▶ [WORK INSTRUCTION] Within this material, find every line where the string "VMware" appears, and copy it out.

▶ [EXERCISE MATERIALS]
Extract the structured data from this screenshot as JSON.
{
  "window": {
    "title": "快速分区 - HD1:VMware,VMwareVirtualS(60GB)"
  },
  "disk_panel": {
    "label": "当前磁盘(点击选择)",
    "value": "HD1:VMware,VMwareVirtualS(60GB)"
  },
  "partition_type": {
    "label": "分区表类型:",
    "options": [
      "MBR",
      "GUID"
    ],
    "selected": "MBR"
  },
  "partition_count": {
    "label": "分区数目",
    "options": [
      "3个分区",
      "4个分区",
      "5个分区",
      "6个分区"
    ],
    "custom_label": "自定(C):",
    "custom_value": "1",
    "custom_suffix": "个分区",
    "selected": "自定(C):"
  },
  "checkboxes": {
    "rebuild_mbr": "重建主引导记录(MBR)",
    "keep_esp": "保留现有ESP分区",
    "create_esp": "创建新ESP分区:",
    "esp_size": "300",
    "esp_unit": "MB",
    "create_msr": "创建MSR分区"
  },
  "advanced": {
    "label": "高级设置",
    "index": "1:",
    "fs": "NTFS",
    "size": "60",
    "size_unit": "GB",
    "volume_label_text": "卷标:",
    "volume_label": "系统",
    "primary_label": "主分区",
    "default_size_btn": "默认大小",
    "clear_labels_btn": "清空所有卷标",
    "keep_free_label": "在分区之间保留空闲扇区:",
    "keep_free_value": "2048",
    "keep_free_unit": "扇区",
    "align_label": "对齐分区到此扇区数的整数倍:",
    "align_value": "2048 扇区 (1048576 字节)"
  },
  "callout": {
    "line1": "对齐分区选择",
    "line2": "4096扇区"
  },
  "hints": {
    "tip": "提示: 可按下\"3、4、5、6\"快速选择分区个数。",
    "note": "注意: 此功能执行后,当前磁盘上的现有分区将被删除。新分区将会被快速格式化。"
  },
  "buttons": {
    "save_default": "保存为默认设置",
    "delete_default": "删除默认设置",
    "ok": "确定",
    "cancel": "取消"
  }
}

▶ [RESULT OF THIS TASK]
    "title": "快速分区 - HD1:VMware,VMwareVirtualS(60GB)"
    "value": "HD1:VMware,VMwareVirtualS(60GB)"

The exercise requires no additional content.